Origin & History
Jute is originally from India and Bangladesh, where it's known as The Golden Fibre. It has been used by humans for thousands of years. The earliest discoveries were in Asia and Africa, where its stem was used for cordage and weaving fibre, and the leaves were eaten.
Chinese paper makers in Han Dynasty (206 BC-220 AD) would use jute, along with hemp, silk and cotton.
There are records from the year 1590 AD that villagers in India would wear clothes made from jute.
So it has been our ally for a very long time. It's easy to grow and provides a tensile strength, which has been very useful for us humans.
Now the question is: How’s it sustainable?
Just like hemp, jute grows with virtually no use of fertilizers and pesticides. Simply rain water will do the trick. Less chemicals means less everything: less water and air pollution, less health risks for animals and people, less carbon foot print, etc.
it also means that small family farms have one less cost barrier when it comes to planting and growing it, which allows for jute to be an incremental crop to support the income of these families.
It grows very fast
A jute plant reaches maturity (10 to 12 feet tall) in 4 to 6 months. With faster harvest cycles, less land is needed for its cultivation.
This is a huge deal, because we see farming taking over native forests all over the world. From the Amazon Rainforest (for soy) to the Borneo Rainforest (for palm oil). So the fact that already-farmed land can be reutilized more frequently means that no native forest is been brought down, and those ecosystems stay intact.
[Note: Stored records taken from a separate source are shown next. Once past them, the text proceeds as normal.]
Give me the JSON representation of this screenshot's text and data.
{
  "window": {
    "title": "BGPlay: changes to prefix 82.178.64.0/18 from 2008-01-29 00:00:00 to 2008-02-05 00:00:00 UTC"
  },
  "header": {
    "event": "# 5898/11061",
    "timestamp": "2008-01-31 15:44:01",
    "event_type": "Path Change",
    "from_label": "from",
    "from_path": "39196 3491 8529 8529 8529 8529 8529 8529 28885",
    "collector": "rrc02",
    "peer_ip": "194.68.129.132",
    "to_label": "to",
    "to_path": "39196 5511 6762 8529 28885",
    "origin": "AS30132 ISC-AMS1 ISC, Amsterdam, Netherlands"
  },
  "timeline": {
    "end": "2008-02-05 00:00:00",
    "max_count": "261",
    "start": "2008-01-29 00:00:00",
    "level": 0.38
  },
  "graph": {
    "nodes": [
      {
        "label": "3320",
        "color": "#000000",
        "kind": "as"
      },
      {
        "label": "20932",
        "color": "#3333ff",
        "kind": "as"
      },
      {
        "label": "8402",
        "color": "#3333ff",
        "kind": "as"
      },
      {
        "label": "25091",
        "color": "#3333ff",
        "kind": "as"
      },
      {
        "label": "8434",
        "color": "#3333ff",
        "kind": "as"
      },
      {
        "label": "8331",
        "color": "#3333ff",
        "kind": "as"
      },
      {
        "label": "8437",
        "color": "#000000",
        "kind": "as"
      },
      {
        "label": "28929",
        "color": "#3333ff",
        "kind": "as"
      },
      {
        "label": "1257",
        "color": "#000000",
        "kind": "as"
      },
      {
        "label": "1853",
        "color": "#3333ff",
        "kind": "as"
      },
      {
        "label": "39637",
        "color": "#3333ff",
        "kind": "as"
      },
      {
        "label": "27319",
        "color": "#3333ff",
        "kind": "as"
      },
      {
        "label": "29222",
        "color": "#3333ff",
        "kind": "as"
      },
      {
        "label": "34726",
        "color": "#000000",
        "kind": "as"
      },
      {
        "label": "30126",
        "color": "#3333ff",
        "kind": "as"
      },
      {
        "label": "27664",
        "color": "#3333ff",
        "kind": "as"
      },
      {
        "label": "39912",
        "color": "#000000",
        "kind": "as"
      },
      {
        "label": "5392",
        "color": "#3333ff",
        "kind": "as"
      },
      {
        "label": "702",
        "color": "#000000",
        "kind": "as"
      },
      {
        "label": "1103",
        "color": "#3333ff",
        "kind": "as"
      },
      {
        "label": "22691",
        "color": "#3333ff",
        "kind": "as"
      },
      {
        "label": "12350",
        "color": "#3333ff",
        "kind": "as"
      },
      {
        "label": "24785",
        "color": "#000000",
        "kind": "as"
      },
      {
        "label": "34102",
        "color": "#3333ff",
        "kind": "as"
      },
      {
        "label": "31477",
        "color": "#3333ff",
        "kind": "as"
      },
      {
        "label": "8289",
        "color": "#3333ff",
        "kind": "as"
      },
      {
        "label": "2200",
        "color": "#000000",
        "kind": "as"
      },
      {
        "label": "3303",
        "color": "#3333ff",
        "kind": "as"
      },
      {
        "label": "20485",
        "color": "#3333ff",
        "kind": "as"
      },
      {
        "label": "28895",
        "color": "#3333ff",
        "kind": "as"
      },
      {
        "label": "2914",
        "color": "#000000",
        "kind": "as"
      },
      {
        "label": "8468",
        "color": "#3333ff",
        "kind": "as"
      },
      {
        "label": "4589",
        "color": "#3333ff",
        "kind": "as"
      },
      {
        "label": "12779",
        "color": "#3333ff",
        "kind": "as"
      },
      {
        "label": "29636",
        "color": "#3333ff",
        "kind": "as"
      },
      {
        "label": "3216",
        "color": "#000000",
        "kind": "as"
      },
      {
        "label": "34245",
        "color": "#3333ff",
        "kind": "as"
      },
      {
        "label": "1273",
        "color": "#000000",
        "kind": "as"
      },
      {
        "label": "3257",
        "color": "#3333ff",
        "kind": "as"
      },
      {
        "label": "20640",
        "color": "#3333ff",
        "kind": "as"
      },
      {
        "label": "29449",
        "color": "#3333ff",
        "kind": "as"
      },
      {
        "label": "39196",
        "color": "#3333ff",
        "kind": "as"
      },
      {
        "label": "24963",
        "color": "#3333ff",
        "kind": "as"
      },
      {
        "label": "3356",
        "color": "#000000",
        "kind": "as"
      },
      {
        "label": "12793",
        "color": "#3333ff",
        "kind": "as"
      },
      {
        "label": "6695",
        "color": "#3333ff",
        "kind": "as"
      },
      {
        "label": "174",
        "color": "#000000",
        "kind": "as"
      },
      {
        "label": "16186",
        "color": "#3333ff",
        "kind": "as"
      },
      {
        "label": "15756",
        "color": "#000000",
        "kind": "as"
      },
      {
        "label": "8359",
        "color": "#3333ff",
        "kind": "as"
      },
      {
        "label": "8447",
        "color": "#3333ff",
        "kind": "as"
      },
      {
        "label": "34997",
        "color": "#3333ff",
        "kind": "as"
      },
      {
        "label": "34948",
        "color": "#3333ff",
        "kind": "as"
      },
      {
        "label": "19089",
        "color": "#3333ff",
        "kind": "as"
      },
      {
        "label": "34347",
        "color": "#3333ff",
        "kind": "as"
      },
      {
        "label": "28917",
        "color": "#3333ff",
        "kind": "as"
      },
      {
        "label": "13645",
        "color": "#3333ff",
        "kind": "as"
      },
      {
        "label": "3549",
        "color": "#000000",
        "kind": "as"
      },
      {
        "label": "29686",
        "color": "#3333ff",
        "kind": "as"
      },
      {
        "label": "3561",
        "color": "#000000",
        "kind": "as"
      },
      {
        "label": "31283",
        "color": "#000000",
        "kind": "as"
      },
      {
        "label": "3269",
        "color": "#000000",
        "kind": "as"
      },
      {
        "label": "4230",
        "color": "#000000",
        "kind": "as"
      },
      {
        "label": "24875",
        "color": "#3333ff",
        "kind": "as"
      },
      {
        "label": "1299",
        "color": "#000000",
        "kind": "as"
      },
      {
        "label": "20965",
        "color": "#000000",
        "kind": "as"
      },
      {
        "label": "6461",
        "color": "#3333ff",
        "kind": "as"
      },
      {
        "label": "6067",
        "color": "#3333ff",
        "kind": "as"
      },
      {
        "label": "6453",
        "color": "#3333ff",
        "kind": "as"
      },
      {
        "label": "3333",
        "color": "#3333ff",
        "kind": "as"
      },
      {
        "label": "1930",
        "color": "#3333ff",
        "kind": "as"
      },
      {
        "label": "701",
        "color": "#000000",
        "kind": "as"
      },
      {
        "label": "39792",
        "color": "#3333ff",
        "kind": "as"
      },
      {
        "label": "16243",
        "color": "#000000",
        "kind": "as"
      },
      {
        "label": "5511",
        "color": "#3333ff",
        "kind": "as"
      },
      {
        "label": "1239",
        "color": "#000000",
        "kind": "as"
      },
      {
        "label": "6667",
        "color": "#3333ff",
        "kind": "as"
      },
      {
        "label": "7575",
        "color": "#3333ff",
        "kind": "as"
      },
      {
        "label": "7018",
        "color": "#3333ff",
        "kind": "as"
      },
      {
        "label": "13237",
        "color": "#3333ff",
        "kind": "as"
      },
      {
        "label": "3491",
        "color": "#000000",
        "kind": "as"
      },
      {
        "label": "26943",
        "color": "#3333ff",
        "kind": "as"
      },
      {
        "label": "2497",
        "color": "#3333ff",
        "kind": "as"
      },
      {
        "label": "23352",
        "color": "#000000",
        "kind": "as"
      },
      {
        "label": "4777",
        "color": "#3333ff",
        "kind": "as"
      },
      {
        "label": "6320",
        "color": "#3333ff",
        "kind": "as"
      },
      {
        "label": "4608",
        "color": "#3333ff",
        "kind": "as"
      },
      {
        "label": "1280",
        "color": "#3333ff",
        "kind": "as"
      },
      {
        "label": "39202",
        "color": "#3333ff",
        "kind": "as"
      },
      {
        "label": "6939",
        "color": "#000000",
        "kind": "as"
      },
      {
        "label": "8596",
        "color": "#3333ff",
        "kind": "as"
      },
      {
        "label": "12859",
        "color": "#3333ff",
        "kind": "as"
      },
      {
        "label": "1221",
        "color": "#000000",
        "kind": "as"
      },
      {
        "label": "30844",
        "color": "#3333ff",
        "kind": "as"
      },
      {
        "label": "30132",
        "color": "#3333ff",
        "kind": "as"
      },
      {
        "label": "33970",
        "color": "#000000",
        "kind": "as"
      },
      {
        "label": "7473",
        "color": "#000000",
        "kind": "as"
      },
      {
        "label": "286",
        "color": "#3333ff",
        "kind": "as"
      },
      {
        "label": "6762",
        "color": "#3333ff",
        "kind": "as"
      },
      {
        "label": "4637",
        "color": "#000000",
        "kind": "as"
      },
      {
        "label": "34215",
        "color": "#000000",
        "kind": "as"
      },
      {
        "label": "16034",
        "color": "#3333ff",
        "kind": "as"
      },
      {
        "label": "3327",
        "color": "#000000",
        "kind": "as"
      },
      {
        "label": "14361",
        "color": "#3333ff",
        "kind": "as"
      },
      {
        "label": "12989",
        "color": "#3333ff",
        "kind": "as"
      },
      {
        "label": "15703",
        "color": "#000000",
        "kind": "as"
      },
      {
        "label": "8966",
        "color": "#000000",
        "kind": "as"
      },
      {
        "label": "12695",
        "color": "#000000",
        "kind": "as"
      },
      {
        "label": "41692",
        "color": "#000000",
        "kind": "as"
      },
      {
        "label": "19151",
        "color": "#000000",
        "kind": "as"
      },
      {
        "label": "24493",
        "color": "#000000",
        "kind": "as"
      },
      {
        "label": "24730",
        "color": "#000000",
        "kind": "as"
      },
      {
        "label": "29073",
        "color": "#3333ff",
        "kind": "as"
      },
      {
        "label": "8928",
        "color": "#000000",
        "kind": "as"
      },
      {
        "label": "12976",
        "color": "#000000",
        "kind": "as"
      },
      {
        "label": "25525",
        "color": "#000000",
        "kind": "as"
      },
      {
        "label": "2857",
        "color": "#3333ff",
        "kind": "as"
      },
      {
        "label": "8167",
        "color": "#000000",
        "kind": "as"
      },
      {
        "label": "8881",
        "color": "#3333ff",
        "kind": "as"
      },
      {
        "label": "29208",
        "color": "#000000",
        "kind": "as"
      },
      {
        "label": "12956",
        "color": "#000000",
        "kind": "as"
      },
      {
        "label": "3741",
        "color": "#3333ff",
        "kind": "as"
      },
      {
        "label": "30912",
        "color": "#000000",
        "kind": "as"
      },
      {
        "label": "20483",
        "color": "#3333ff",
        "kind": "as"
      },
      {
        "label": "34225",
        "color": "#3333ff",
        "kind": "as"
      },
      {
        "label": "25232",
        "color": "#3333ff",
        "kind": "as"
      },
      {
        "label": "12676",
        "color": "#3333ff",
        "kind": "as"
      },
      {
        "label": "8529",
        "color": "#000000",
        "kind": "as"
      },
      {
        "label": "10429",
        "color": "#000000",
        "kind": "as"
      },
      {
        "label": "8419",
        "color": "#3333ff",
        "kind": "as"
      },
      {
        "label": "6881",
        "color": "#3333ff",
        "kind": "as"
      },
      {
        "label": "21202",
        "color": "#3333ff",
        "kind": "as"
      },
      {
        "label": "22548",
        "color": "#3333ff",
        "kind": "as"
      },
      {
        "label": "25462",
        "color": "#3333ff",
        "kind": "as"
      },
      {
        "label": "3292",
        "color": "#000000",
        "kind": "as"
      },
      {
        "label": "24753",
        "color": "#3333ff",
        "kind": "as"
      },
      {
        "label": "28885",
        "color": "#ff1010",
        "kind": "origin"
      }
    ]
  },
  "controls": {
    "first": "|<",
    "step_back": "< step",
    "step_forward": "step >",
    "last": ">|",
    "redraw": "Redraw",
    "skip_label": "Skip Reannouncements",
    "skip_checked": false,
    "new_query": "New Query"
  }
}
It heals the soil instead of killing it. Jute nourishes and fertilizes the soil, leaving it ready for future crops.
This is another similarity between jute and hemp. Both these plants are quite special in the regard that they do not spoil the soil but absorbing all of it's nutrients and leaving nothing behind. Soil is a very complex and full-of-life ecosystem, where bacteria and mycelium need organic matter in order to thrive and create a healthy soil for plants themselves. So the fact that these plants are able to grow without draining the soil, is a wonderful aspect.
A great carbon sink
One hectare of jute plants can consume about 15 tons of CO2 from atmosphere and release about 11 tons of oxygen in 100 days. Whereas trees absorb around 200 kg of CO2 over the same period.
As jute grows so fast, it means it demands more carbon (from CO2) to create sugars and make it grow. As we know, plants keep only about 40% of the carbon it absorbs from the atmosphere, and redirects the other 60% to the soil.
The best “ables”
It's compostable because it's a natural organic fibre. But also recyclable, because it's a tough fiber.
By being compostable, it means that it breaks down to the atomic level, which will be used to power new forms of life. By being recyclable, is can be reused to create new items without having to go through the entire farming process again, therefore consuming even less land.
Jute in Rather Green
You can find jute in many of our products, mainly in the shape of webbing, used for making strong and durable handles able to carry heavy loads for years.
Along with hemp, jute is one of our most sustainable fibers. Another great thing about it is that it's very affordable, as opposed to hemp, which still has a long way to go in terms of legislation, production and commercialization.Resources: